Without question, the Pittsburgh Steelers' highest-profile unrestricted free agent this offseason is wide receiver Mike Wallace. However, with the salary cap unchanged at $121 million for 2013 and the wide receiver franchise tag worth $10.357 million, there's little chance the Steelers will be able to keep Wallace under that designation.
The only option is a long-term contract, but that seems just as unlikely as franchising Wallace. Wallace had a chance to stay with the Steelers for years to come during the 2012 offseason, but instead, he rejected Pittsburgh's offer and held out through the preseason. That contract, a five-year deal worth $42 million, instead went to his teammate, Antonio Brown.
In a season in which Wallace needed to prove he was worth more than what he was initially offered—by the Steelers or any other team—he mostly disappointed. Wallace blamed a lack of focus for having such low numbers this year, but really, he had more than enough opportunity to match his 2011 production, even in Todd Haley's new offensive system.
Last year, Wallace caught 72 passes for 1,193 yards and eight touchdowns and averaged 16.6 yards per reception. This season, he had 64 catches for 838 yards and eight touchdowns and had a 13.1 yards-per-reception average.
Further, the deep passing hasn't taken a hit in Haley's system, at least when it comes to Wallace. The issues are instead the receiver's, as well as quarterback Ben Roethlisberger's.
In 2011, Wallace was targeted deep (20 or more yards) 24 times, according to Pro Football Focus. He caught 10 of them, had one drop and scored five touchdowns on those passes. In 2012, Wallace was thrown to in the deep end 31 times, the result being just six catches, with four touchdowns and two drops. It wasn't the system to blame for his struggles.
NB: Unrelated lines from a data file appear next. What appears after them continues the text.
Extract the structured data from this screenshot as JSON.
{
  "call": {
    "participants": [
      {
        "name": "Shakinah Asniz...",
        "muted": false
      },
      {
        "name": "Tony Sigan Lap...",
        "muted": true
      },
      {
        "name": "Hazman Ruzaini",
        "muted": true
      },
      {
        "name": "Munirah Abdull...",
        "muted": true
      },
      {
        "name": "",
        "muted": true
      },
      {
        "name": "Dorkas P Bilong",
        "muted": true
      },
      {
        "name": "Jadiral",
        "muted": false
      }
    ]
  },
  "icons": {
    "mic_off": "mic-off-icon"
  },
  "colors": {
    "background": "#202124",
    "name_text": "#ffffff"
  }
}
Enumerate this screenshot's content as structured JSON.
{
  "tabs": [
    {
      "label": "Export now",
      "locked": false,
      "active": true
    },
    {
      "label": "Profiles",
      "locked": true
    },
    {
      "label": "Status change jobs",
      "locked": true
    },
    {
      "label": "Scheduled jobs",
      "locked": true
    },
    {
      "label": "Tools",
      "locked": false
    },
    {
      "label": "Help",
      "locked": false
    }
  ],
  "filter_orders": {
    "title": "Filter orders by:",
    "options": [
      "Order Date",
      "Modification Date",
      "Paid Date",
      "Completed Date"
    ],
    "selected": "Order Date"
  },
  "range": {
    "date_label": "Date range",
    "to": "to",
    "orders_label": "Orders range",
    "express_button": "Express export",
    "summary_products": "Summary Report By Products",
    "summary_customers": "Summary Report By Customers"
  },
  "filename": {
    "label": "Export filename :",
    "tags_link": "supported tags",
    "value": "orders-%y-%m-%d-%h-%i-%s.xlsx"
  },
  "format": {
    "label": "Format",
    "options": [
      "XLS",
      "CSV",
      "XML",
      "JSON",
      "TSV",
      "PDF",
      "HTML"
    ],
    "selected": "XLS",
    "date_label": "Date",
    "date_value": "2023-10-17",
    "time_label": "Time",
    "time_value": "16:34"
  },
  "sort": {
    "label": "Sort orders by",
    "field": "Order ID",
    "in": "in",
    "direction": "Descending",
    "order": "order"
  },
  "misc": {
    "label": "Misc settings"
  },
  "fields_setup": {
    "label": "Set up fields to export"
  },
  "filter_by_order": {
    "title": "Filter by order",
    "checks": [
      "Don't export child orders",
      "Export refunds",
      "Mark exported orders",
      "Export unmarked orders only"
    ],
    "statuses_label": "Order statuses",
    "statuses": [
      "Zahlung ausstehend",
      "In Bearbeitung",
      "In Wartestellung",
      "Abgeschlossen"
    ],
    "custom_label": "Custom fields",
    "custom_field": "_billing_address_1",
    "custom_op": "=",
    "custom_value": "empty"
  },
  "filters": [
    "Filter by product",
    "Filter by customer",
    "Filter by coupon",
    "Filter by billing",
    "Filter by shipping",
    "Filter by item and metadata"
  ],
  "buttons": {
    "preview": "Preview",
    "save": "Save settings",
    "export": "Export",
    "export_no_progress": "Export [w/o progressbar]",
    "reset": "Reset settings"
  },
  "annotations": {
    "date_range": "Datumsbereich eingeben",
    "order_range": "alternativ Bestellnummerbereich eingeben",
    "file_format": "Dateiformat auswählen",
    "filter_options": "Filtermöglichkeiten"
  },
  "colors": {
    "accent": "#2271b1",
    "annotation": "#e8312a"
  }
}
So, with Wallace's disappointing season, the seeming willingness of the Steelers to forge ahead without him and his price tag is too high even if they had a change of heart, Wallace may be the Steelers' biggest-name free agent, but he's not the one most important to the team.